New funding for Minnesota start-ups fell 19.5 percent in the third quarter compared with a year ago as venture capital investment for medical device companies dropped 42 percent across the country.
Venture capitalists fronted $83.3 million in the quarter in Minnesota, including $50.4 million for three companies in the state's crucial medical device industry. That was up significantly from a weak second quarter. But none of the third-quarter deals represents a new start-up's first round of funding, indicating that investors are sticking to existing ventures.
"It's just infinitely harder than it was 10 years ago, even five years ago," said Kai Kroll, president of Ionix Medical, a device company in Maple Grove. "I think there's a lot of money sitting on the sidelines."
Venture capitalists invested $6.5 billion in the United States in the third quarter, a drop of 11.5 percent from the year-ago period, according to the MoneyTree Report by the National Venture Capital Association and PricewaterhouseCoopers (PwC), using data from Thomson Reuters.
Software companies led the way, attracting $2 billion in investment. Funding for medical device companies declined nationally for the third straight quarter, falling to $434.4 million, its lowest level since 2004.
Venture capitalists did seven deals in Minnesota in the third quarter, including three in medical devices, two in software, one in IT services and one in biotechnology.
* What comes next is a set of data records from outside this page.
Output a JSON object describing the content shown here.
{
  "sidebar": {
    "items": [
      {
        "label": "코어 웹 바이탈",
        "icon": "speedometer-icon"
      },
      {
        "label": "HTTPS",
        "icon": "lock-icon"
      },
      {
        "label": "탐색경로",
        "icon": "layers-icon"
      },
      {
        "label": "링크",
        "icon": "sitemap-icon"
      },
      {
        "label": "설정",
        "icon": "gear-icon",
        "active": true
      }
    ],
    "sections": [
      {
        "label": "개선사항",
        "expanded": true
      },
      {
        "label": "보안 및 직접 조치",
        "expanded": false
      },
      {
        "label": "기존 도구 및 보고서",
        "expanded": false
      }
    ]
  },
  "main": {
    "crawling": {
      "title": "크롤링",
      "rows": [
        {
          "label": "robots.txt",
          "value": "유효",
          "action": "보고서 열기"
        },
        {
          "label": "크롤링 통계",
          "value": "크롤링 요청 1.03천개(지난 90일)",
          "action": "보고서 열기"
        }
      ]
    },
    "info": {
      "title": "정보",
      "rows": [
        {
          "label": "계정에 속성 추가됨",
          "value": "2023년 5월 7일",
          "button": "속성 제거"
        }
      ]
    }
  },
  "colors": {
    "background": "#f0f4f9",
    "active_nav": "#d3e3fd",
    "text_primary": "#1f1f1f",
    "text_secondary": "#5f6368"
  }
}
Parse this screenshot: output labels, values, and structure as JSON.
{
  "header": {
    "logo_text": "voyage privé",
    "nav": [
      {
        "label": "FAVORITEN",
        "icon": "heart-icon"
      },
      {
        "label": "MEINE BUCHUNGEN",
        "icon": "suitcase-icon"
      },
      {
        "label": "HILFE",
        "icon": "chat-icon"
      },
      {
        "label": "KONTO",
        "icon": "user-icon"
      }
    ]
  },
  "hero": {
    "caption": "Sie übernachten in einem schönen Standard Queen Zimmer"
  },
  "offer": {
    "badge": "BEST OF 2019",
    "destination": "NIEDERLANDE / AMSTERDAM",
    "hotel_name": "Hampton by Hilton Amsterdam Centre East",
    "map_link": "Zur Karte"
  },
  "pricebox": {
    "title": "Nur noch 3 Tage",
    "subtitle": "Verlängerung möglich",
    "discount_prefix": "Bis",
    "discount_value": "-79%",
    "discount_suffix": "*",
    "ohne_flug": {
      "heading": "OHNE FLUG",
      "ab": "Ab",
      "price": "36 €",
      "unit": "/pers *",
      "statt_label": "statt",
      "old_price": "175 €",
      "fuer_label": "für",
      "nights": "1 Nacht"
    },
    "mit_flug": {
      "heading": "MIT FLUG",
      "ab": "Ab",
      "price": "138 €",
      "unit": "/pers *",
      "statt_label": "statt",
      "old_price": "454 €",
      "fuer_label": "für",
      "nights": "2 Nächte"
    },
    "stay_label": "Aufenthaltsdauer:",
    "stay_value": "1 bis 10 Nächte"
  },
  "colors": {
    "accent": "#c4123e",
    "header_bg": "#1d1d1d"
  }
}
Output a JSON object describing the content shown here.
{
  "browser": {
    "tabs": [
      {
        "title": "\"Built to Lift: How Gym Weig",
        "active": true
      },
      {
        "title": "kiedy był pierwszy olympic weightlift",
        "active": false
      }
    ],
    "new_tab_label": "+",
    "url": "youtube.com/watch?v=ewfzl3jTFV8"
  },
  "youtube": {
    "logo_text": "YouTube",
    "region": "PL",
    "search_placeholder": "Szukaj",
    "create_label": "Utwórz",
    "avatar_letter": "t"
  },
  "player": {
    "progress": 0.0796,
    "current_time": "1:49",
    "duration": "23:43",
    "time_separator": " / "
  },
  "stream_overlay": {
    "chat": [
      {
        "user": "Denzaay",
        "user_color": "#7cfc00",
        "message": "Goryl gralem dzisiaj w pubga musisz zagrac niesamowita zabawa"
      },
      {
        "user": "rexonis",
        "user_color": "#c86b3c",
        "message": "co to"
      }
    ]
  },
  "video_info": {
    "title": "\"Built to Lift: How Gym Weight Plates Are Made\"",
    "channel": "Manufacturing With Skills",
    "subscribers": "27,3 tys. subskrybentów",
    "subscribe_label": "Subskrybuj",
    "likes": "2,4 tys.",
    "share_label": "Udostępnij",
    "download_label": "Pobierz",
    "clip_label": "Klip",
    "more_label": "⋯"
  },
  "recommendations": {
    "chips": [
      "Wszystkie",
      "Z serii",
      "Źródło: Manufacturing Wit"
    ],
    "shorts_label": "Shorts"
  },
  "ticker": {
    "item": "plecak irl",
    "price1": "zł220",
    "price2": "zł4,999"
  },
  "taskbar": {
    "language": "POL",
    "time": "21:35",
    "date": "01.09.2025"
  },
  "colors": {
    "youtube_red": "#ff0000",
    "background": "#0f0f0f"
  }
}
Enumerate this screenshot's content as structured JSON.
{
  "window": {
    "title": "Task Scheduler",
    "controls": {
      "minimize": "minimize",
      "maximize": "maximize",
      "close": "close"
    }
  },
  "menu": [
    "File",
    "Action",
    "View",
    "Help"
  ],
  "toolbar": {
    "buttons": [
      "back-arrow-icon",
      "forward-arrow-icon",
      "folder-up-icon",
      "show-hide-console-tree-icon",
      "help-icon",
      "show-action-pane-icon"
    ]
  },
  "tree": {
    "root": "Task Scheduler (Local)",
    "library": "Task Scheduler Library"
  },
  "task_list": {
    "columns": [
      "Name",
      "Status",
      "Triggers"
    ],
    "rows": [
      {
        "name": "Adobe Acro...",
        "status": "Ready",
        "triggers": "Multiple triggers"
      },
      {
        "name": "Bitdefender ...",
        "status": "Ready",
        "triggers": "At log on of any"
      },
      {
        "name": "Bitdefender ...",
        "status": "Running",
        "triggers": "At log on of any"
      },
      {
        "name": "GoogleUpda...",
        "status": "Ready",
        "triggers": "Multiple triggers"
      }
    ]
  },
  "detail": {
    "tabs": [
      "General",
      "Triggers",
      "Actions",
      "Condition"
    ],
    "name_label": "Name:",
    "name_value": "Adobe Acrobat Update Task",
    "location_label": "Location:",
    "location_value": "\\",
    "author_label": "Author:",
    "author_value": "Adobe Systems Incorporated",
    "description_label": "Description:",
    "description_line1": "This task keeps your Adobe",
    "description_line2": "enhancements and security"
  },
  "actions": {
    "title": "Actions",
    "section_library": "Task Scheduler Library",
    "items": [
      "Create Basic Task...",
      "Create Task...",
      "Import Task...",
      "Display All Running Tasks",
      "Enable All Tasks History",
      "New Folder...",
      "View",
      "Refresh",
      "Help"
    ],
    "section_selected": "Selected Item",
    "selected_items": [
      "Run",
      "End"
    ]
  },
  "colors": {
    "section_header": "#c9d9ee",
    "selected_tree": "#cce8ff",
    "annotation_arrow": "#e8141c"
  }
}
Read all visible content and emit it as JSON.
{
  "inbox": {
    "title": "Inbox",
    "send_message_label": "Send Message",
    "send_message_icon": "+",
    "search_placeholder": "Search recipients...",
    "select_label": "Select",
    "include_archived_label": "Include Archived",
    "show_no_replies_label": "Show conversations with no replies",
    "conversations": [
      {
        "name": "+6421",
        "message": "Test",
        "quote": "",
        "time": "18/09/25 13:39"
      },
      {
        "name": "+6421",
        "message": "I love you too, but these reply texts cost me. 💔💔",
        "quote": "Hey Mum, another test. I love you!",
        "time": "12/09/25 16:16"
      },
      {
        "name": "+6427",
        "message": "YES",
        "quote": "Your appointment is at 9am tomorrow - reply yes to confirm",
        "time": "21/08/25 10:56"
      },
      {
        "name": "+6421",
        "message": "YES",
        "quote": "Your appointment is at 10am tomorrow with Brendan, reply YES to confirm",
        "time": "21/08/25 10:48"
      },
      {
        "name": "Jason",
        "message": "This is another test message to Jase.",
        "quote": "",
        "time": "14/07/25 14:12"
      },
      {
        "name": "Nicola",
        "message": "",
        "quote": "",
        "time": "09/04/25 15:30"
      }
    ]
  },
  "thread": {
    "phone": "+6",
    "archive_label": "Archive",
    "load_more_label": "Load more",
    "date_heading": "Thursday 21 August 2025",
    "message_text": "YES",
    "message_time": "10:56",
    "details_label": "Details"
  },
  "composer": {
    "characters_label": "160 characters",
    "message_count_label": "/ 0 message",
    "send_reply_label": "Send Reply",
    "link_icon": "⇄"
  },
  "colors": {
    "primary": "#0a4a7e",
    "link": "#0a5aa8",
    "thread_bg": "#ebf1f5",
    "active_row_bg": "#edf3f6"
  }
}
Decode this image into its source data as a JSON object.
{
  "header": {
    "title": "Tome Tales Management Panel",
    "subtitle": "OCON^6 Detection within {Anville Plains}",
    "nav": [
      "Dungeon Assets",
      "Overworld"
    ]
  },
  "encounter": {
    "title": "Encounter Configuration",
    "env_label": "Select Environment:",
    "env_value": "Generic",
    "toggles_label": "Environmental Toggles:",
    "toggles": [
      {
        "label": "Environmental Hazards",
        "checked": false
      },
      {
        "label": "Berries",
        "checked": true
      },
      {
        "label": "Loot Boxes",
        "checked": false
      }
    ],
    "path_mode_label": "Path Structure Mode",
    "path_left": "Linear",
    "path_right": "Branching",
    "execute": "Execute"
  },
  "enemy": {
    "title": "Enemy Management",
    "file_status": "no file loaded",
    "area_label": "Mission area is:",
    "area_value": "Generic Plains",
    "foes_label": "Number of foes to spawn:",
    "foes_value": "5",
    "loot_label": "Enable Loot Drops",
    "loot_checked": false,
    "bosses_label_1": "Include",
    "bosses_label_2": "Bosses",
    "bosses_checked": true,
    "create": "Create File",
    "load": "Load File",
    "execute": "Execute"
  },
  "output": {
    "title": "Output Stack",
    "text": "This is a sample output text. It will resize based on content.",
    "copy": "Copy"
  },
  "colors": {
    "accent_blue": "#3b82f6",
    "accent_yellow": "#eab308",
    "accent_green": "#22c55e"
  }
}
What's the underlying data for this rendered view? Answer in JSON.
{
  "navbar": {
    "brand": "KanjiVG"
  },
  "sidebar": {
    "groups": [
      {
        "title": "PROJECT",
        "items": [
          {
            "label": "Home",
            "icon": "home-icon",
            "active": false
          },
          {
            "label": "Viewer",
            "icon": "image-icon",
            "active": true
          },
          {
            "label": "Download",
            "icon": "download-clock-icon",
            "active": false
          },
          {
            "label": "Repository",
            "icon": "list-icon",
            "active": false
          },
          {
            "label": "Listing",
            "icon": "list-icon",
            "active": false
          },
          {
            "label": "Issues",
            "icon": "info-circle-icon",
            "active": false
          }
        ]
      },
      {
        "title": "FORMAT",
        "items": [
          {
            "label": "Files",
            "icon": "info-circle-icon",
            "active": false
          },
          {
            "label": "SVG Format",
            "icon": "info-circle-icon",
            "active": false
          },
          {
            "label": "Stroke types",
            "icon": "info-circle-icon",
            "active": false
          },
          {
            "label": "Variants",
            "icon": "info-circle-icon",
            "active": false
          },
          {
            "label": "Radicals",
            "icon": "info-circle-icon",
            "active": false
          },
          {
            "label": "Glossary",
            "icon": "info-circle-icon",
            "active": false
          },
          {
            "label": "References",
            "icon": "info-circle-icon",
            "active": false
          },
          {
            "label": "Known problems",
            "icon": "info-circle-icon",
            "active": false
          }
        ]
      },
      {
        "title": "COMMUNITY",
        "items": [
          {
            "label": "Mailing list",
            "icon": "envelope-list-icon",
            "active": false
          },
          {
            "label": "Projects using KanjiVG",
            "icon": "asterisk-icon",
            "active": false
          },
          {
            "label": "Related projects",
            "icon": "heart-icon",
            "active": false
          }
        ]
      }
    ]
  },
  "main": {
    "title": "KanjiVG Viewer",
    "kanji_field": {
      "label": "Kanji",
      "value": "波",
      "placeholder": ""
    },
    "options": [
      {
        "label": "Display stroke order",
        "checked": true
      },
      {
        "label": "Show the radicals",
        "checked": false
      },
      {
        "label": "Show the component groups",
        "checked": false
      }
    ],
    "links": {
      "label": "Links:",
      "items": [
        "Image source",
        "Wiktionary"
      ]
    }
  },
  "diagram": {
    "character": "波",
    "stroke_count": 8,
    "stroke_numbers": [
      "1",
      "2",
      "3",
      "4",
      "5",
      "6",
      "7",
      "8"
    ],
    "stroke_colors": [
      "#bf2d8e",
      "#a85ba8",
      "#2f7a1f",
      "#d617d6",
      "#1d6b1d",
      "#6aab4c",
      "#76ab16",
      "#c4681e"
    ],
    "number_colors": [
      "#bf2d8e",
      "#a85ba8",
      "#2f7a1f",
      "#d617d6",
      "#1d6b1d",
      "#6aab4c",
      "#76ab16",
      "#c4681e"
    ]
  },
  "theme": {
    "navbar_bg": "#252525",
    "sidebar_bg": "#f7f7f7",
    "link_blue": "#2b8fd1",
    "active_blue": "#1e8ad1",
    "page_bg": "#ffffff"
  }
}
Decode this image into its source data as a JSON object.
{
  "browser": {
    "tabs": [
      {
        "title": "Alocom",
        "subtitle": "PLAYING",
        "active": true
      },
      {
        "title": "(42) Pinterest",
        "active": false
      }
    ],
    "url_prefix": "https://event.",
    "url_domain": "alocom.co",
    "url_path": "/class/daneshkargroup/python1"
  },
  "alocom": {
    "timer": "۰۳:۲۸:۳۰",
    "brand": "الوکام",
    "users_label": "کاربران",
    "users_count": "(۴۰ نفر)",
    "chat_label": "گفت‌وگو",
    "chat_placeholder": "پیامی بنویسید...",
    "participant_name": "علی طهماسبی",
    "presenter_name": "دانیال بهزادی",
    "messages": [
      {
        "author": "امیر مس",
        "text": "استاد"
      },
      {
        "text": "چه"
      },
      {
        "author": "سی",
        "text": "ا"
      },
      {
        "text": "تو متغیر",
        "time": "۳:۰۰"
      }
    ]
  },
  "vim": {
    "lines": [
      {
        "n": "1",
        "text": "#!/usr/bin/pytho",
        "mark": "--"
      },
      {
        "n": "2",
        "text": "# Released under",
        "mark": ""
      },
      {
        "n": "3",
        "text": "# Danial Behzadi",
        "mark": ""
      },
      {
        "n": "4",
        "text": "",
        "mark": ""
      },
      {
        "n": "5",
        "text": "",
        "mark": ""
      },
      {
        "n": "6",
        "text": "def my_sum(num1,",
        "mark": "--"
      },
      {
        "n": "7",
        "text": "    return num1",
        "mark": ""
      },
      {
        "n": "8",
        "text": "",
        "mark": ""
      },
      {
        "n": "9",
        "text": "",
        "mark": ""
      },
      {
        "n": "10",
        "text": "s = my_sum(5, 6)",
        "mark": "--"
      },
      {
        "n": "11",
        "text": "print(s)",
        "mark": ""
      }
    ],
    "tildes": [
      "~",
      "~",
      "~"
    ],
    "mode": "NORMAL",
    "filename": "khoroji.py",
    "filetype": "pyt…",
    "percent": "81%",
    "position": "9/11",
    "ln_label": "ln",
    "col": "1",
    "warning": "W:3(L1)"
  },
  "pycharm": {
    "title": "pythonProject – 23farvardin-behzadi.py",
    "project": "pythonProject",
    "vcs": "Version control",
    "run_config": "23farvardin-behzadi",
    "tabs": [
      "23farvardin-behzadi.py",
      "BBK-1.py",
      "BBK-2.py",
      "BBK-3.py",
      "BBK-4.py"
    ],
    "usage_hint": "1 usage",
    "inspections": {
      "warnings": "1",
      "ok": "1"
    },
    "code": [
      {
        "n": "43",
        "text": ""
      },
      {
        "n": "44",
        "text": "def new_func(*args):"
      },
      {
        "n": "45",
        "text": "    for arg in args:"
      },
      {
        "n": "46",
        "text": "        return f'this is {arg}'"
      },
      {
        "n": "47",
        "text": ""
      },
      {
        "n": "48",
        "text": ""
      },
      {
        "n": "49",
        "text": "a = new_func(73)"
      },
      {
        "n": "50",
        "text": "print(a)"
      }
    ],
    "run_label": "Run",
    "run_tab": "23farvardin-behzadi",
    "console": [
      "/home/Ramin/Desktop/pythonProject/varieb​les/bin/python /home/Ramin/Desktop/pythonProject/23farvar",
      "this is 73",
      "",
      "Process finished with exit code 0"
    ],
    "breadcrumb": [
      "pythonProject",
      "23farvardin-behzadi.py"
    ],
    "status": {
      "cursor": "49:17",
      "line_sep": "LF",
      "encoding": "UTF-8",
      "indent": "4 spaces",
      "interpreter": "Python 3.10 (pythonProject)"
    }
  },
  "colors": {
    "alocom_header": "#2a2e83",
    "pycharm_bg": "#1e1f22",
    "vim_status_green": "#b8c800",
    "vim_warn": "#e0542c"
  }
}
Shoreview-based Torax Medical, which makes pacemakers and artificial organs, attracted $30 million. Minneapolis-based Tactile Systems Technology, which makes medical therapeutics, attracted $10.4 million. Golden Valley-based Segetis Inc., a company that makes biochemical products, attracted $25.5 million.
Minnesota ranked 12th among states in share of venture capital dollars, which was about average for the state, as was the dollar amount.
"The third quarter was a nice comeback when you look at the second quarter," said Mark Scholtes, a Twin Cities-based partner with PwC. "It was nice to see a bounceback, but I think that has more to do with timing of deal flow as opposed to some great improvement in the economy."
From 2008 to 2011, Minnesota averaged 40 deals a year, Scholtes said. This year, venture capitalists have done 18 deals through three quarters.
"Definitely from a volume perspective, 2012 has been a down year," Scholtes said.
Minnesota has never been a venture capital hotbed like California, Texas or New York, but as recently as 2008, investors pumped $478 million into start-ups in the state. Through the first nine months of 2012, Minnesota start-ups have received $203.3 million in venture capital funding.
Part of the problem is the difficulty in getting a medical device start-up off the ground.
The National Venture Capital Association has long been a critic of the Food and Drug Administration, arguing that the pullback in funding for medical innovation has to do with long approval times for new treatments and products, all of which require large amounts of capital.
"It's the same issues that we've been talking about for some time," Scholtes said. "FDA approval times are taking longer and longer."
Also, the medical device excise tax provision of the Affordable Care Act may be discouraging investors, Scholtes said.
Biotechnology and medical devices still accounted for more than a quarter of venture capital funding in the country.
Three of the four largest venture capital deals in the country were for California companies. Square, a mobile payments company, attracted $200 million in funding; a software company called Box received $125 million; and Fisker Automotive, an electric-car manufacturer, received $103.7 million.
Woodridge, Ill.-based Elevance Renewable Sciences, which makes specialty chemicals, received $104.4 million.
Adam Belz 612-673-4405 Twitter: @adambelz